One thing is certain in November's Cheektowaga race for town supervisor: Incumbent Mary F. Holtz's election to a second four-year term won't be nearly as easy as her first.
Holtz, a Democrat who became Cheektowaga's first female supervisor when she ran unopposed in 2007, will be challenged by longtime Cheektowaga resident and Republican businessman Ted Morton.
Still, in a town with a nearly 3-to-1 ratio of Democrats to Republicans where Democrats have won 60 straight races dating to 1988, you might say it's Holtz's race to lose.

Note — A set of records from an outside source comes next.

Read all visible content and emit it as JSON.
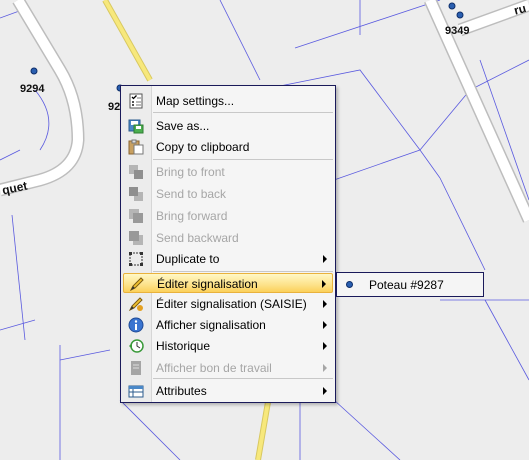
{
  "map": {
    "labels": {
      "p9294": "9294",
      "p9349": "9349",
      "p92": "92",
      "street_quet": "quet",
      "street_r": "ru"
    },
    "colors": {
      "road_yellow": "#f7e87c",
      "road_edge": "#bdbdbd",
      "parcel_line": "#5a5adf"
    }
  },
  "context_menu": {
    "items": [
      {
        "label": "Map settings...",
        "icon": "map-settings-icon",
        "disabled": false,
        "submenu": false
      },
      {
        "label": "Save as...",
        "icon": "save-icon",
        "disabled": false,
        "submenu": false
      },
      {
        "label": "Copy to clipboard",
        "icon": "clipboard-icon",
        "disabled": false,
        "submenu": false
      },
      {
        "label": "Bring to front",
        "icon": "bring-front-icon",
        "disabled": true,
        "submenu": false
      },
      {
        "label": "Send to back",
        "icon": "send-back-icon",
        "disabled": true,
        "submenu": false
      },
      {
        "label": "Bring forward",
        "icon": "bring-forward-icon",
        "disabled": true,
        "submenu": false
      },
      {
        "label": "Send backward",
        "icon": "send-backward-icon",
        "disabled": true,
        "submenu": false
      },
      {
        "label": "Duplicate to",
        "icon": "duplicate-icon",
        "disabled": false,
        "submenu": true
      },
      {
        "label": "Éditer signalisation",
        "icon": "pencil-icon",
        "disabled": false,
        "submenu": true,
        "highlighted": true
      },
      {
        "label": "Éditer signalisation (SAISIE)",
        "icon": "pencil-edit-icon",
        "disabled": false,
        "submenu": true
      },
      {
        "label": "Afficher signalisation",
        "icon": "info-icon",
        "disabled": false,
        "submenu": true
      },
      {
        "label": "Historique",
        "icon": "history-icon",
        "disabled": false,
        "submenu": true
      },
      {
        "label": "Afficher bon de travail",
        "icon": "work-order-icon",
        "disabled": true,
        "submenu": true
      },
      {
        "label": "Attributes",
        "icon": "attributes-table-icon",
        "disabled": false,
        "submenu": true
      }
    ]
  },
  "submenu": {
    "item_label": "Poteau #9287"
  }
}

Holtz believes, party affiliation aside, that her performance and her message resonate with voters who are confident in her abilities to lead the town and provide the services that residents expect from elected officials. "I'm a workaholic, and I love Cheektowaga," she has said.
Her platform is simple. She said she remains "committed to providing services that are responsive to the needs of our residents while being mindful of every tax dollar" and maintaining Cheektowaga as "a strong, vibrant community where families choose to live and businesses have the opportunity to grow and provide the good paying jobs our area needs."

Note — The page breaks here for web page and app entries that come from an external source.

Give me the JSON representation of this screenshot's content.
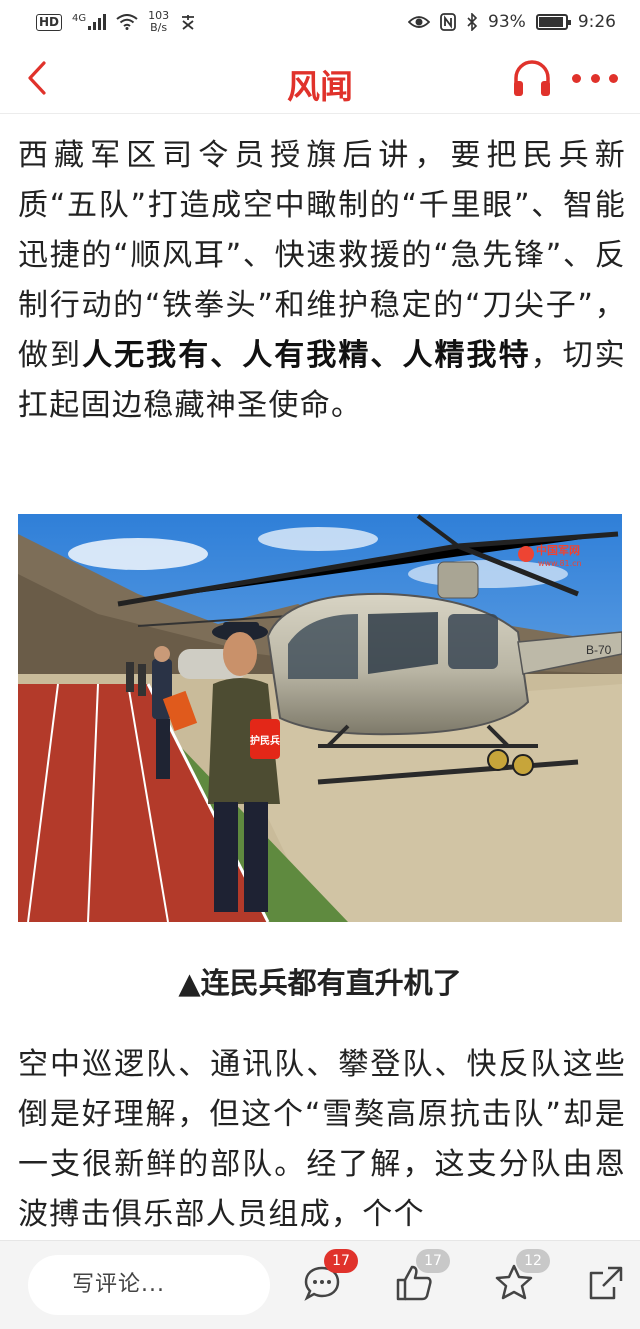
{
  "status_bar": {
    "hd": "HD",
    "network": "4G",
    "net_speed_value": "103",
    "net_speed_unit": "B/s",
    "battery": "93%",
    "battery_level": 0.93,
    "time": "9:26"
  },
  "header": {
    "title": "风闻",
    "back_icon": "chevron-left-icon",
    "audio_icon": "headphones-icon",
    "more_icon": "more-dots-icon",
    "accent_color": "#e0322b"
  },
  "article": {
    "paragraph1_a": "西藏军区司令员授旗后讲，要把民兵新质“五队”打造成空中瞰制的“千里眼”、智能迅捷的“顺风耳”、快速救援的“急先锋”、反制行动的“铁拳头”和维护稳定的“刀尖子”，做到",
    "paragraph1_bold": "人无我有、人有我精、人精我特",
    "paragraph1_b": "，切实扛起固边稳藏神圣使命。",
    "image_watermark": "中国军网",
    "image_watermark_url": "www.81.cn",
    "armband_text": "护民兵",
    "heli_reg": "B-70",
    "caption": "▲连民兵都有直升机了",
    "paragraph2": "空中巡逻队、通讯队、攀登队、快反队这些倒是好理解，但这个“雪獒高原抗击队”却是一支很新鲜的部队。经了解，这支分队由恩波搏击俱乐部人员组成，个个"
  },
  "bottom_bar": {
    "comment_placeholder": "写评论...",
    "comment_count": "17",
    "like_count": "17",
    "favorite_count": "12",
    "icons": [
      "comment-icon",
      "thumbs-up-icon",
      "star-icon",
      "share-icon"
    ]
  }
}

Besides the Democratic line, she will also appear on the Working Families line on the Nov. 8 ballot.
Morton, who has the Republican, Conservative and Independence lines, is running on his "Contract with Cheektowaga" 10-point platform consisting of "four fundamental commitments" to residents:
*Instituting term limits for all Cheektowaga elected officials.
*Reducing the size of the Town Board from seven members to five.
*Enforcing transparency in budgeting and other town services.
"Putting taxpayers first on every town decision."
"There's a lot more awareness now because taxes here are so much higher than the rest of Erie County," said Morton, 52, a lifelong Western New York resident who has lived in Cheektowaga for the past 29 years.
Calling himself a "financial planner by trade," Morton was inspired to seek the supervisor's post after witnessing dozens of clients leave town because of the "devastatingly" high taxes in Cheektowaga and New York State.
"For far too long," he says in a letter to Cheektowaga residents, "our town elected officials have put themselves and their friends and their special interests before the rest of us town residents."
He notes that taxes in Cheektowaga are 40 percent higher than they are in West Seneca, its neighbor to the south; 56 percent higher than in Amherst, its northern neighbor; 70 percent above Lancaster, its eastern neighbor; and 67 percent higher than the Town of Tonawanda.
Holtz said her administration has prided itself on reducing the costs of town government while maintaining the highest level of service to residents. She said 15 positions have been eliminated at a $1.5 million annual savings to taxpayers, and her proposed 2012 budget, expected to be approved as written, provides a 1.5 percent tax cut.
The daughter of former Cheektowaga Supervisor Benedict T. Holtz, the 62-year-old incumbent served for 32 years in the Town Clerk's Office before being elected town clerk in 2003 and then supervisor four years later.
When Holtz worked in the Town Clerk's Office, she said, she merged the town's Tax Office operations into her office's duties and saved $500,000 every year.
She said she is also committed to "maintaining the existing business community and growing new business which can create good paying jobs for our residents." She also said that as a founding member of the Erie County Distressed Properties Task Force, she has demonstrated a commitment "to keeping Cheektowaga's neighborhoods strong."
A lifelong Cheektowaga resident who grew up in the Pine Ridge area, Holtz graduated from Villa Maria Academy and then summa cum laude from the University at Buffalo. She still resides in the neighborhood where she grew up.
She has dedicated herself to public service. Besides her career in town government, she is town historian, compiling the town's historical ephemera and making it available to the public. She is involved in intermunicipal organizations and on councils or advisory boards like the Compassionate Presence of Christ Campaign that benefits the Immaculate Heart of Mary Convent of the Franciscan Sisters.
Her work has earned her honors, including the 2010 Am-Pol Eagle Citizen of the Year award and the 2011 Woman of Distinction award from the State Senate.
Morton said he is inspired by the success stories of other area Republican supervisors like Steven Walters in Hamburg, Barry Weinstein in Amherst and Walter Piotrowski in West Seneca.
"I'm not sure the message would be connecting four, eight or 12 years ago, but I think it's connecting now," said Morton, who hopes to emulate those supervisors' cost-cutting success. "If my message is ever going to connect, this is the year."
Since launching his campaign last year, Morton said he has visited 8,000 homes and received "overwhelming" support for his ideas, which include restructuring the Sanitation Department in a move that will save up to $5 million a year.
"There is real anger and disgust from the average citizen in this town," he said.
Morton, a graduate of the University at Buffalo School of Management with a degree in finance, has been a member of the Cheektowaga Chamber of Commerce for over 20 years and serves on its Business and Government Issues Committee.
In June 2009, he donated one of his kidneys to dialysis patient Dudley Williams.
He and his wife of 30 years, Christine, have a daughter, Kristin.